Hyperpigmentation describes any areas on the skin that are darker than your normal skin tone. It can appear virtually anywhere on the body and can affect any skin color, regardless of skin type.
Hyperpigmentation falls into three simple categories:
- Post-inflammatory hyperpigmentation can appear after a patch of inflamed skin from acne, eczema, or a bug bite, has cleared. People with on-going skin conditions such as acne and eczema, are more affected by the pigmentation; the darker skin color often remains longer than the inflammation itself. This kind of hyperpigmentation tends to affect more people with darker skin tones.
- Primary pigmentary disorders: Melasma and lichen planus pigmentosus are conditions where the skin grows progressively darker without a prior inflammatory condition. While lichen planus occurs mostly on the face, neck or trunk, melasma usually appears only on the face.
- Sun induced pigmentation: Sunspots are dark spots that appear on the skin after years of repeated unprotected sun exposure. They tend to start in early adulthood and occur more commonly in lighter skin tone individuals.
How to prevent hyperpigmentation
Controlling hyperpigmentation depends on the case.
To prevent post-inflammatory hyperpigmentation, it helps to control the underlying skin condition. The less inflammation there is on the skin, the less post-inflammatory hyperpigmentation will develop and appear later on.
The best way for people with eczema, to prevent hyperpigmentation is to regularly use gentle cleansers and moisturizing emollients such as Vaseline Healing Jelly, along with prescription treatments for flare-ups. Scratching affected or inflamed areas can lead to post-inflammatory hyperpigmentation, so whenever possible, try to refrain from scratching irritated skin.

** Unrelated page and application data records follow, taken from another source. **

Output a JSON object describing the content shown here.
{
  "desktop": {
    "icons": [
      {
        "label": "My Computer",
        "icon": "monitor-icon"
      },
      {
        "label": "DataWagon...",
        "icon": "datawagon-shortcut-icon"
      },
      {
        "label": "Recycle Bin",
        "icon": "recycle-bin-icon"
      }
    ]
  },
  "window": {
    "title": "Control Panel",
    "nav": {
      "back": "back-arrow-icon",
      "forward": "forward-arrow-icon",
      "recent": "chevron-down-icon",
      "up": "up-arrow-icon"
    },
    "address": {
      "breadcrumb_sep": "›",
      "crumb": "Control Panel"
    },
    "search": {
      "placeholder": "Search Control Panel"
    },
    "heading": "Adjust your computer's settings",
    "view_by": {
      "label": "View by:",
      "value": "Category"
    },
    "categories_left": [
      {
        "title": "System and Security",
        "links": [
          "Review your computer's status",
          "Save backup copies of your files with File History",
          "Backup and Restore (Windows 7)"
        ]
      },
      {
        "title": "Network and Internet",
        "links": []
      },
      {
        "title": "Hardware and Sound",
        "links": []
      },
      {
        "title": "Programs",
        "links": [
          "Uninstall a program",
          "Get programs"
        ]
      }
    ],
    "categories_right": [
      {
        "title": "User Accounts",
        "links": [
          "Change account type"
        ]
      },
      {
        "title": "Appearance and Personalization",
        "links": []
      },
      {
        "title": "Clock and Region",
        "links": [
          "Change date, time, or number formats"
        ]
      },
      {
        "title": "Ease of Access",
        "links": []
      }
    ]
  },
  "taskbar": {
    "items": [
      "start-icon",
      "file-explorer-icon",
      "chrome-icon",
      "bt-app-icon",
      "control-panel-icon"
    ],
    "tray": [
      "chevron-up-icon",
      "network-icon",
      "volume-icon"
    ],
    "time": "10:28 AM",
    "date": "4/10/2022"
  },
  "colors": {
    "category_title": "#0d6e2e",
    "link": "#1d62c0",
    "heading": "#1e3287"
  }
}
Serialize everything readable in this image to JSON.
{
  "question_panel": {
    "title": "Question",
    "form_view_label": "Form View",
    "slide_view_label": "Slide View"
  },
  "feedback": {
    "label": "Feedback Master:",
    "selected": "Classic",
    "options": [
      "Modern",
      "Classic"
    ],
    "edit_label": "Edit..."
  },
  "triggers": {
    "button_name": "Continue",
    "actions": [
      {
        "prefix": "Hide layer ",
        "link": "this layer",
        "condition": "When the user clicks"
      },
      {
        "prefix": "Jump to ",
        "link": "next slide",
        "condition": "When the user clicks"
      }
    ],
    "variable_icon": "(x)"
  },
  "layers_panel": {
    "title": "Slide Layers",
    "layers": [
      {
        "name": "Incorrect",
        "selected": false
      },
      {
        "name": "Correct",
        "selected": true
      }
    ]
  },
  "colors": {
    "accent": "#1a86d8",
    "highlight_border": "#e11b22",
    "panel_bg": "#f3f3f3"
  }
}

Pigmentation from primary pigmentary disorders such as melasma and lichen plants pigmentosus, is a little more difficult to prevent. The most important step you can take is to is to practice diligent sun protection, as sun worsens all pigmentary conditions. You should also know that birth control with estrogen can flare melasma. If you suffer from melasma, it may be worthwhile to switch to a non-estrogen containing form of birth control. Remember, while melasma may be tricky to prevent, it can be treated.
Sun induced hyperpigmentation may be the most preventable form of pigmentation. Using sun protection significantly reduces the severity of it. Remember, hyperpigmentation develops and appears about 10 years after damaging sun exposure, so the protection you use now, can prevent the patchy dark skin tones later.

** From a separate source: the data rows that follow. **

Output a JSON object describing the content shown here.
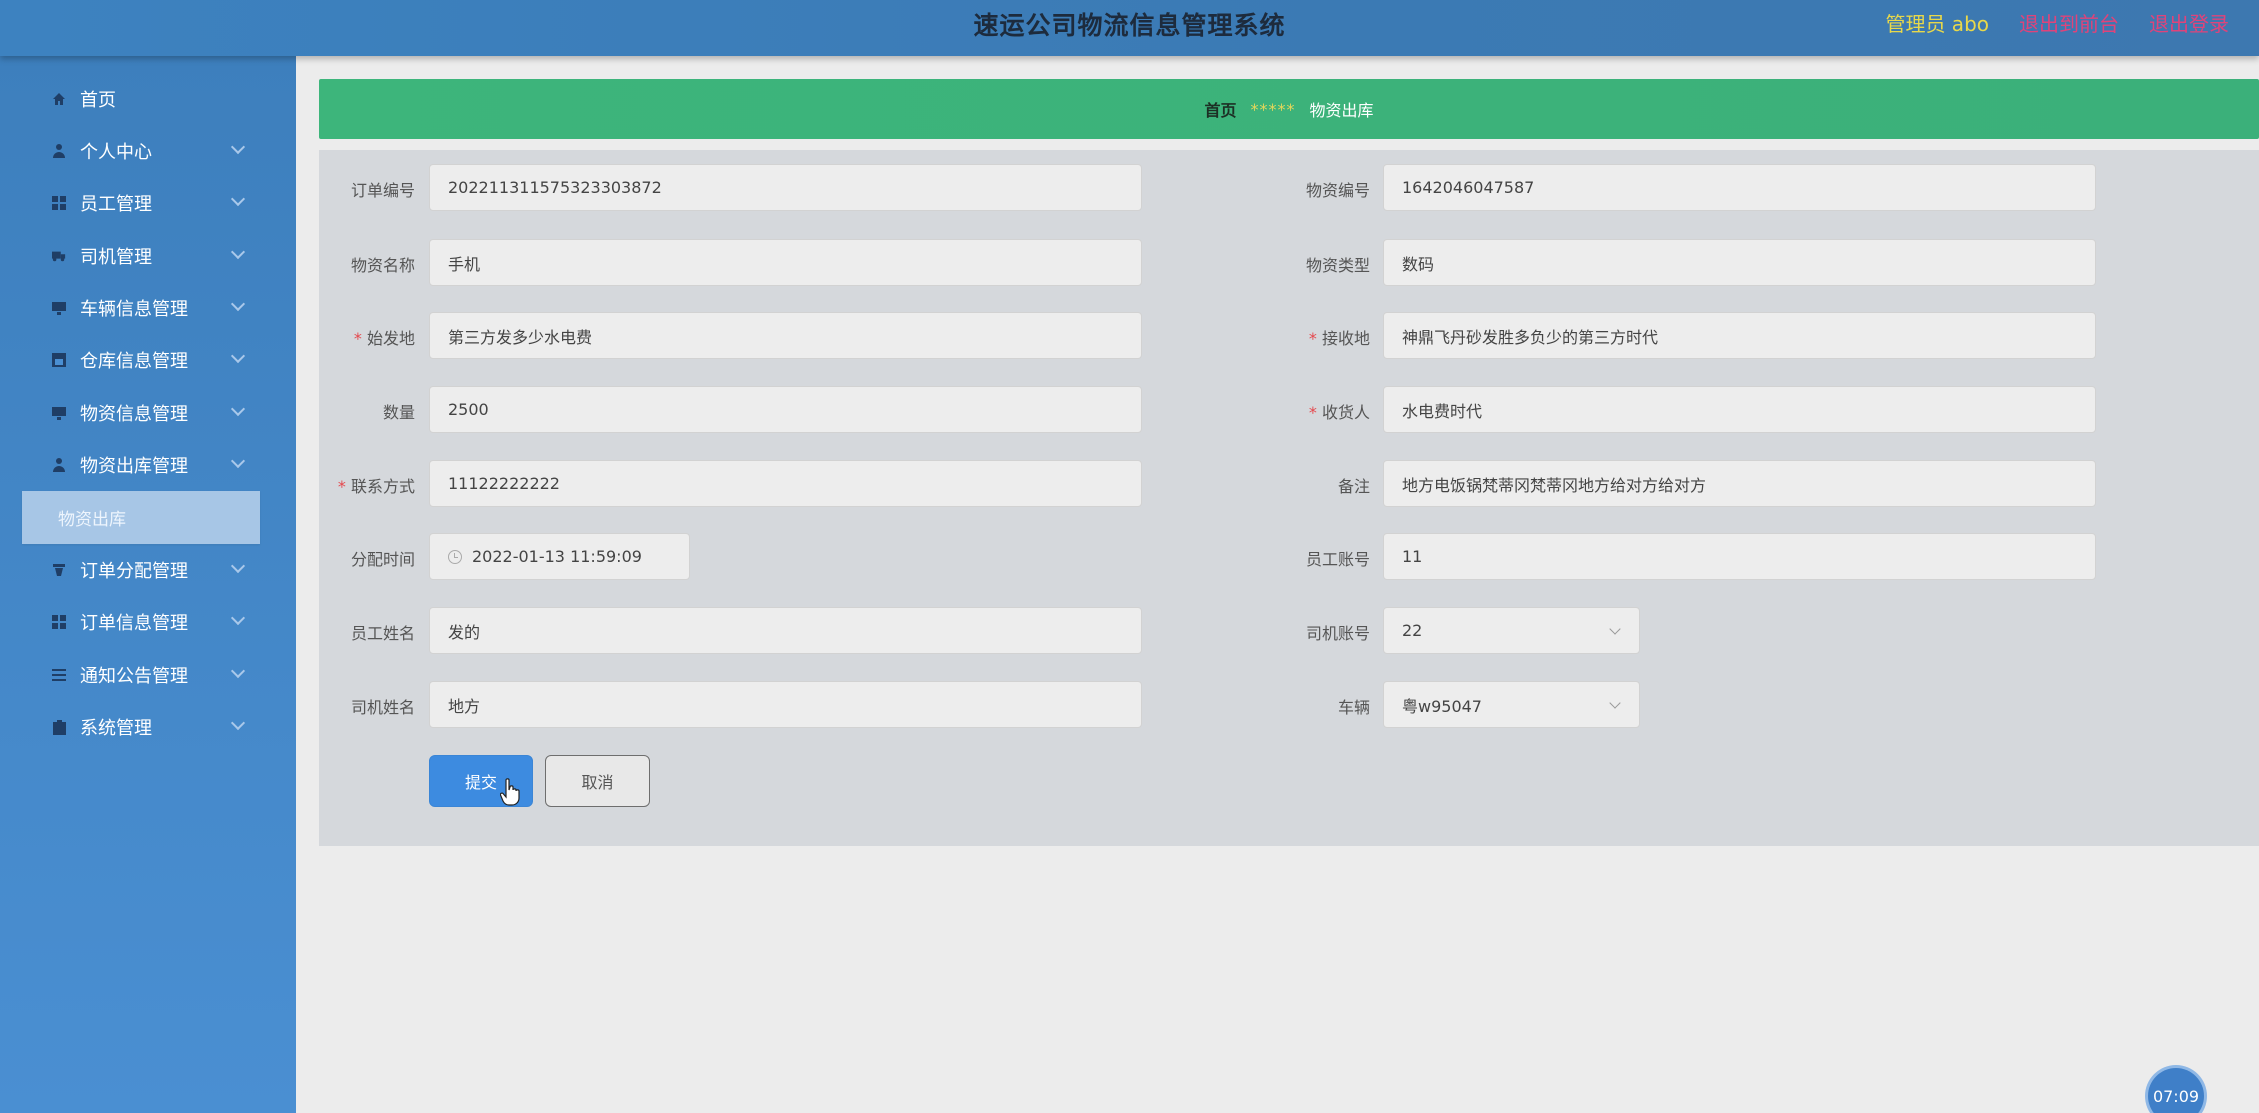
{
  "header": {
    "title": "速运公司物流信息管理系统",
    "user_label": "管理员 abo",
    "front_link": "退出到前台",
    "logout_link": "退出登录"
  },
  "sidebar": {
    "items": [
      {
        "label": "首页",
        "icon": "home-icon"
      },
      {
        "label": "个人中心",
        "icon": "person-icon"
      },
      {
        "label": "员工管理",
        "icon": "grid-icon"
      },
      {
        "label": "司机管理",
        "icon": "truck-icon"
      },
      {
        "label": "车辆信息管理",
        "icon": "monitor-icon"
      },
      {
        "label": "仓库信息管理",
        "icon": "warehouse-icon"
      },
      {
        "label": "物资信息管理",
        "icon": "monitor-icon"
      },
      {
        "label": "物资出库管理",
        "icon": "person-icon"
      },
      {
        "label": "订单分配管理",
        "icon": "cup-icon"
      },
      {
        "label": "订单信息管理",
        "icon": "grid-icon"
      },
      {
        "label": "通知公告管理",
        "icon": "list-icon"
      },
      {
        "label": "系统管理",
        "icon": "clipboard-icon"
      }
    ],
    "sub_active": "物资出库"
  },
  "breadcrumb": {
    "home": "首页",
    "separator": "*****",
    "current": "物资出库"
  },
  "form": {
    "order_no": {
      "label": "订单编号",
      "value": "202211311575323303872"
    },
    "material_no": {
      "label": "物资编号",
      "value": "1642046047587"
    },
    "material_name": {
      "label": "物资名称",
      "value": "手机"
    },
    "material_type": {
      "label": "物资类型",
      "value": "数码"
    },
    "origin": {
      "label": "始发地",
      "value": "第三方发多少水电费"
    },
    "destination": {
      "label": "接收地",
      "value": "神鼎飞丹砂发胜多负少的第三方时代"
    },
    "quantity": {
      "label": "数量",
      "value": "2500"
    },
    "receiver": {
      "label": "收货人",
      "value": "水电费时代"
    },
    "contact": {
      "label": "联系方式",
      "value": "11122222222"
    },
    "remark": {
      "label": "备注",
      "value": "地方电饭锅梵蒂冈梵蒂冈地方给对方给对方"
    },
    "assign_time": {
      "label": "分配时间",
      "value": "2022-01-13 11:59:09"
    },
    "staff_account": {
      "label": "员工账号",
      "value": "11"
    },
    "staff_name": {
      "label": "员工姓名",
      "value": "发的"
    },
    "driver_account": {
      "label": "司机账号",
      "value": "22"
    },
    "driver_name": {
      "label": "司机姓名",
      "value": "地方"
    },
    "vehicle": {
      "label": "车辆",
      "value": "粤w95047"
    },
    "submit_label": "提交",
    "cancel_label": "取消"
  },
  "clock": "07:09"
}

How do you treat hyperpigmentation?
- Sun protection is key to preventing and treating hyperpigmentation. What do I mean by “sun protection?” It begins by reducing sun exposure. I recommend avoiding mid-day sun exposure whenever possible and when you are in the sun, it’s best to use sunscreens with a broad spectrum, SPF 30+, that contain iron oxide. Also, try to wear UPF clothing, sunglasses, in the sun whenever possible.
- Pigment regulating topicals can also provide valuable protection against the sun. Look for moisturizers that contain one or more of these ingredients: Retinol/retinoids, vitamin C, glycolic acid, tranexamic acid, kojic acid, and niacinamide. They can all help reduce hyperpigmentation.
It’s a good idea to pair these products with a soothing moisturizer to prevent any possible irritation, which can worsen hyperpigmentation.
- Procedures such as chemical peels and lasers are also very effective at clearing up post-inflammatory hyperpigmentation and may be necessary to really see any reduction in hyperpigmentation.
Please use this information as a helpful prevention guide to keep top of mind. As a Board-Certified Dermatologist, I do recommend making an appointment with your local dermatologist for routine skin checks and specific questions you may have on treating hyperpigmentation. Click HERE to book an appointment near you.